Or less in height and width, with the sides slightly inclined towards one another, and from 30 to 40 ft., or even more, in length; the sides are composed sometimes of slabs, sometimes of rough walling, while the roof is composed of flat slabs; and the bodies were probably disposed in a sitting position.
Barras's account of the visit describes the child as suffering from extreme neglect, but conveys no idea of the alleged walling in.
The corner towards the Ponte della Puglia was also restored, and the hideous device of walling up the five last arches, adopted in the 16th century by the architect Da Ponte, was removed without prejudice to the stability of the structure.
64) was the first to fix the site upon the low hill, surrounded by tufa cliffs, on which were still scanty remains of walling in rectangular blocks of the same material, which is now occupied by the farm-house of Conca.

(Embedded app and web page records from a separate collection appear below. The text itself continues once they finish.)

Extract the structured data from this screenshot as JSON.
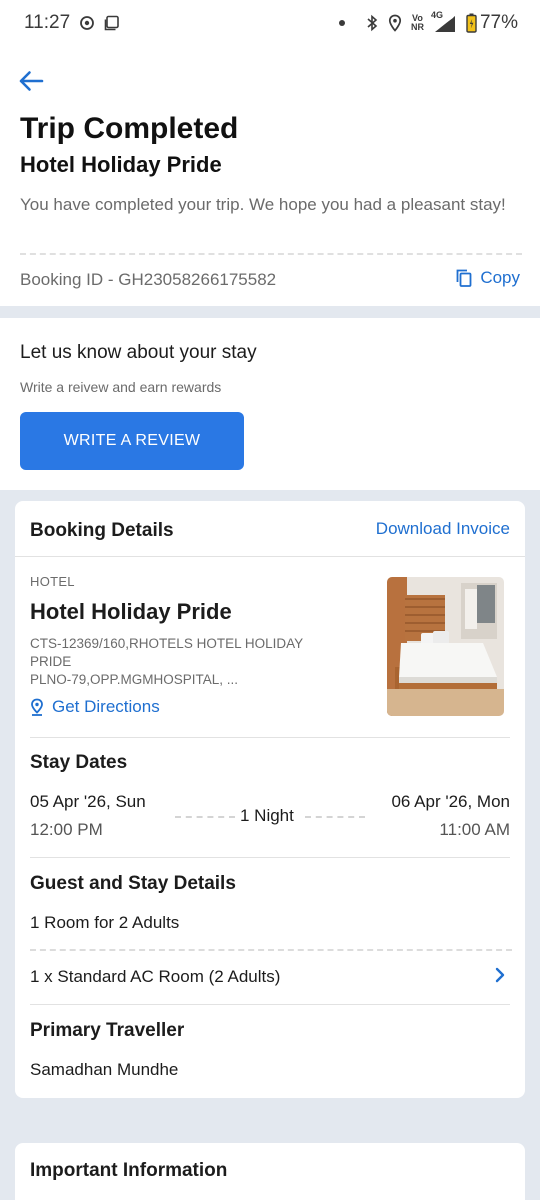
{
  "status_bar": {
    "time": "11:27",
    "network_top": "Vo",
    "network_bottom": "NR",
    "signal_label": "4G",
    "battery": "77%"
  },
  "header": {
    "title": "Trip Completed",
    "hotel_name": "Hotel Holiday Pride",
    "description": "You have completed your trip. We hope you had a pleasant stay!",
    "booking_id": "Booking ID - GH23058266175582",
    "copy_label": "Copy"
  },
  "review": {
    "title": "Let us know about your stay",
    "subtitle": "Write a reivew and earn rewards",
    "button_label": "WRITE A REVIEW"
  },
  "booking_details": {
    "title": "Booking Details",
    "invoice_label": "Download Invoice",
    "hotel_label": "HOTEL",
    "hotel_name": "Hotel Holiday Pride",
    "address_line1": "CTS-12369/160,RHOTELS HOTEL HOLIDAY",
    "address_line2": "PRIDE",
    "address_line3": "PLNO-79,OPP.MGMHOSPITAL, ...",
    "directions_label": "Get Directions",
    "stay_dates": {
      "title": "Stay Dates",
      "checkin_date": "05 Apr '26, Sun",
      "checkin_time": "12:00 PM",
      "nights": "1 Night",
      "checkout_date": "06 Apr '26, Mon",
      "checkout_time": "11:00 AM"
    },
    "guest": {
      "title": "Guest and Stay Details",
      "rooms": "1 Room for 2 Adults",
      "room_type": "1 x Standard AC Room (2 Adults)"
    },
    "traveller": {
      "title": "Primary Traveller",
      "name": "Samadhan Mundhe"
    }
  },
  "important": {
    "title": "Important Information"
  },
  "colors": {
    "accent": "#2a78e4",
    "link": "#1f6fd0",
    "background": "#e3e8ef"
  }
}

These were the walling round of the Tower and the rebuilding of London Bridge, which had been almost destroyed by a flood.
Scanty remains of walling and of buildings of the Roman period exist above ground; traces of a large rectangular platform were found in 1876, and part of the thermae in 1829; it occupied the summit of a hill defended by ravines, called Piano di Civita.
The roof is temporarily supported by wooden props or pack walling of stone, for a sufficient breadth along the face to protect the workmen, and allow them to work together behind.
The roads for drawing the coal from the working faces to the shaft are kept open by walling through the waste or goaf produced by the fall of the unsupported roof.
Rigid guides connected with the walling of the pit are probably the best and safest, but they have the disadvantage of being liable to distortion, in case of the pit altering its form, owing to irregular movements of the ground, or other causes.
Even the Eskimos, conspicuous as they are for their intelligence and sociability, save themselves the trouble of caring for their sick and old by walling them up and leaving them to die in a lonely hut; the Chukches stone or strangle them to death; some Indian tribes give them over to tigers, and the Battas of Sumatra eat them.
The "quasi-reticulate" period - walling faced with masonry not yet quite so regular as opus reticulatum, and with brick quoins, coinciding with the second period of decoration (the architectural, partly imitating marble like the first style, but without relief, and by colour only, and partly making use of architectural designs).
A French attack on the town was repulsed in 1404, and in 1485 the burgesses received a royal grant of 40 for walling the town and stretching a chain across the river mouth.